We offered Harrogate residents a free month’s trial, to encourage people to consider the short cycle to work as an alternative.
Supported by Stray FM, the station took up the challenge, taking on a car in a commuter battle against the clock, and the cyclist was the clear winner.
We know that while just two per cent of people we spoke to cycle to work and back, the main reason for not doing so was concerns surrounding confidence and safety (77 per cent). A catch 22 of sorts, as too many cars means more people worried about cycling, but the more cyclists, the fewer cars.
As a council we are looking at everything we can do to make cycling as safe as possible. As a first behavioural change step, we encourage people to get out of their cars at least once a week and get walking, cycling and travelling by public transport.
We have a huge reliance on cars in the country, so making change happen without legislation has to be done by encouraging individuals to try the alternative and so directly experience the many benefits from sustainable transport.
When put in to context, people are surprised at just how much time is wasted sitting in traffic queues. Aside from the obvious effects this will have on the environment, it also impacts hugely on commuters’ health and their pockets through wasted time and burnt fuel.
The summer months provide us with an ideal time to try something new. Get out of your car and walk, cycle, car share, or jump on public transport to do your bit to make a change.
You’ll feel physically better, you could get rid of the gym membership by using the commute to work as exercise time. Car sharing encourages real social interaction, while cycling is perfect if you live a bit further out. And if you catch the bus or train – it’s the ideal time for you to read that book you keep promising yourself.
As we move further into summer, we will focus attention on Scarborough to encourage residents of the Queen of the Coast to ditch the cars and get active on foot or by bike. With a range of activities, and a new Open Scarborough website, we are looking forward to delivering a behavioural change in North Yorkshire, one step at a time.

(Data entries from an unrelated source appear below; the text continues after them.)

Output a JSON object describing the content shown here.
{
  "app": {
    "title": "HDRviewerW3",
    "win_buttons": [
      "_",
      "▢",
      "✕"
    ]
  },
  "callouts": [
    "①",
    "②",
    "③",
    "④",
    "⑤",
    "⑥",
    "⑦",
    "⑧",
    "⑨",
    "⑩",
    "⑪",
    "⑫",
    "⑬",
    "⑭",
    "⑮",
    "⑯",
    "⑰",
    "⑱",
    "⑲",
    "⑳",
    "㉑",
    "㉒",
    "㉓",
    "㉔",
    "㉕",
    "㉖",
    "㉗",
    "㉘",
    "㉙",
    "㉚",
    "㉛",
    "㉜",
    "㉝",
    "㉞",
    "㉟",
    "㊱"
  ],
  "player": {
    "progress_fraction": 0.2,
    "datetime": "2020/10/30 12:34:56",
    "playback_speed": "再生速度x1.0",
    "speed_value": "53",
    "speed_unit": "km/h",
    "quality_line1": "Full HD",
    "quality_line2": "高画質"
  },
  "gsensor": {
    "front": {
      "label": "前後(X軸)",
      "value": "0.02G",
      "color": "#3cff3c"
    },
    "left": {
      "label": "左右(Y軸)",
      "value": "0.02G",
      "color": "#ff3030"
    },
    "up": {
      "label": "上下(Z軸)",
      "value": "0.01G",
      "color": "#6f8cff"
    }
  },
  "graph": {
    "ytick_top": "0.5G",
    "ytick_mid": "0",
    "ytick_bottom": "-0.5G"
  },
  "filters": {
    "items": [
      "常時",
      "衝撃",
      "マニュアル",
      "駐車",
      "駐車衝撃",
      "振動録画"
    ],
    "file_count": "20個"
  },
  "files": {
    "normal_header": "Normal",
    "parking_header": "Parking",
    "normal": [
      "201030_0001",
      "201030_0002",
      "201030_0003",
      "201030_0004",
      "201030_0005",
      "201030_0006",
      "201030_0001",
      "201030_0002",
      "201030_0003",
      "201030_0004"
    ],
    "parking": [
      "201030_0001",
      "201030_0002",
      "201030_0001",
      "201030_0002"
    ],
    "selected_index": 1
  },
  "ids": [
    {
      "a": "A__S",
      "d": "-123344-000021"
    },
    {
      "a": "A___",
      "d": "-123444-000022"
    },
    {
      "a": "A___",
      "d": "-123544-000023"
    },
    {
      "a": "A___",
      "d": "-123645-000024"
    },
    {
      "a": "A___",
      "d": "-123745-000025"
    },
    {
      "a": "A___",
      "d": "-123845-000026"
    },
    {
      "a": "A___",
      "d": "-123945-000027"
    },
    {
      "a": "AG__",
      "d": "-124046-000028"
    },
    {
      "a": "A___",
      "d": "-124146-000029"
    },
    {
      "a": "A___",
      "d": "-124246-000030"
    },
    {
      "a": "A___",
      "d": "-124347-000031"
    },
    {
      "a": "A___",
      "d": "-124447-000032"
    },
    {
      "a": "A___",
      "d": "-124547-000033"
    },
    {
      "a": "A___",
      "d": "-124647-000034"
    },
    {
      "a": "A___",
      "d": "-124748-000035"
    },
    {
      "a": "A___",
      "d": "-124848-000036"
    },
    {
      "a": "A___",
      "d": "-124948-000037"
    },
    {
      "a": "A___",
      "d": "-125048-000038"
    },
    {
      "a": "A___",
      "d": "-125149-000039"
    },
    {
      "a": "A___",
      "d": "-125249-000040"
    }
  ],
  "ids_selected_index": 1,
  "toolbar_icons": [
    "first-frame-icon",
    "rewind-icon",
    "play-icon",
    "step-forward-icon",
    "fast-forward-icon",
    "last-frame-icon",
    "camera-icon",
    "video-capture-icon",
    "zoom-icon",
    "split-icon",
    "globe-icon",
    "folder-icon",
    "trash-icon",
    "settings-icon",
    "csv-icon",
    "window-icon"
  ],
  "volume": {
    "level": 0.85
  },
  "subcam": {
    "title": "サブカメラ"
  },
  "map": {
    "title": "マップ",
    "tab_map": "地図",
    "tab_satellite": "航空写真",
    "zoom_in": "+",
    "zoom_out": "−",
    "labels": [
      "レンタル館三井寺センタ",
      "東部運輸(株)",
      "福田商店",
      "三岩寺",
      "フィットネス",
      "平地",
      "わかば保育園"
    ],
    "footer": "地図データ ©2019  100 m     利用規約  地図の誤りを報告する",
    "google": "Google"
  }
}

Councillor Don Mackenzie is North Yorkshire County Council’s Cycling and Walking Champion.